It’s clear most businesses cannot sustain these losses and, as a result, the cyber insurance sector has begun to come to the forefront of coverage businesses need. It’s a relatively new type of coverage and is one that is poised to see a huge transformation in the near future. Here’s why.
Cyber insurance is a small component of the overall insurance industry, but it is one that is rapidly growing. The problem this market segment is experiencing is the fact it has no historical data to draw from to adequately price premiums and assign risk. It’s becoming clear that insurance companies cannot keep up with the pace of cyber threats to accurately determine risks and premiums.
As a result of cyber threats and the costs associated with them rising, insurance companies are currently paying out more in damages than they collect in premiums. Clearly, this isn’t sustainable. In the future, it’s a certainty that adjustments will need to be made. This is especially true as the problem is further compounded by the fact that many businesses are discovering this typeof coverage exists and are investing in it.
The imbalance that exists between cyber insurance and cyber threats is becoming a larger issue as the number of ransomware attacks explodes. Next to social engineering and phishing attacks, ransomware is the second biggest threat businesses face. However, considering phishing emails top the list of the ways ransomware is deployed and delivered, it can arguably be said that ransomware is “double-dipping” for the two biggest threats. The cyber insurance sector faces an uphill battle when it comes to covering businesses from this threat.
Going forward, it’s almost certain the cyber insurance niche is going to transform to establish itself to become a more sustainable business model. Solutions may include being more restrictive about who can get coverage, what is covered, and what won’t be covered. To accomplish this, businesses can probably expect to have higher premiums, along with lower coverage limits, especially for at-risk industries, such as healthcare and education, since they are two of the largest targets of cybercriminals.
In the upcoming months and years, it’s a given something will change. SMBs without solid cybersecurity strategies and comprehensive cyber risk management programs may find it harder to qualify for a policy or obtain better insurance rates. It’s probable the cyber insurance market segment will become more standardized so companies can mitigate their own risks to make certain the level of claims doesn’t exceed or outpace the money brought in via insurance premiums.

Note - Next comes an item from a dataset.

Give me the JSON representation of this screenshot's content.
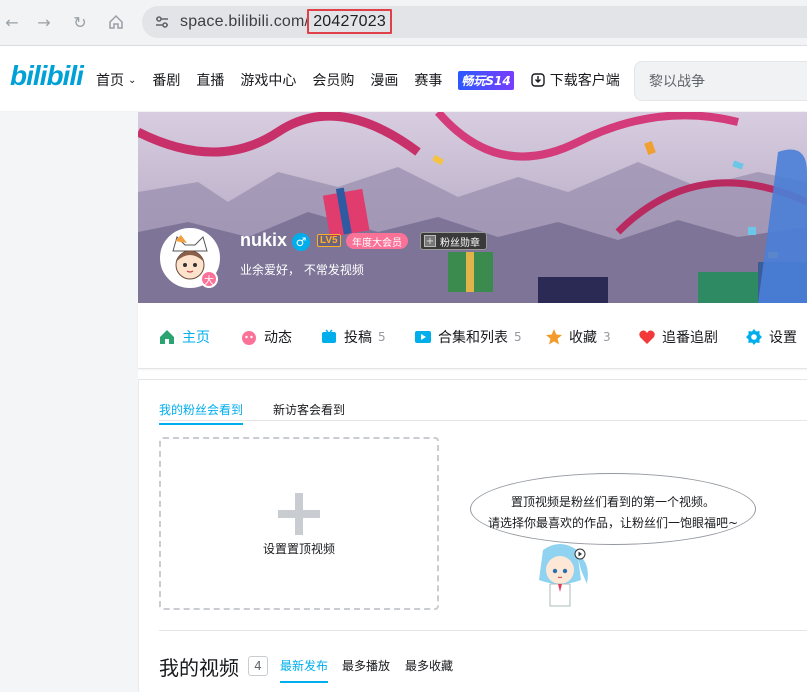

If you’re looking to mitigate your risks, Trava can help. Our solutions make it easy for you to identify cyber threats, reduce risks, and make certain your financial assets are protected and your business isn’t disrupted by cybersecurity incidents. Contact us today to learn more.
And watch this video to hear from cyber industry veteran and founder and CEO of Altus Partners, Charlie Wilmerding, about the history—and the future—of cyber insurance.

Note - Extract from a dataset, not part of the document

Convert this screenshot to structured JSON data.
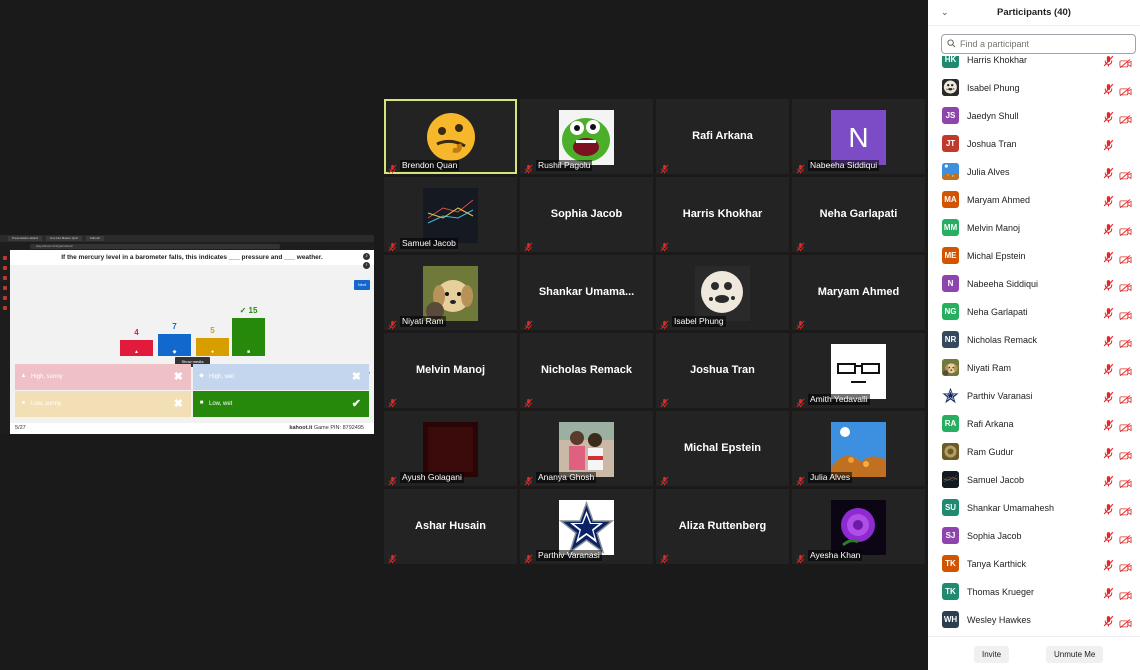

Insurance brokers, let Trava uncover cyber risks and help patch them before you write a policy.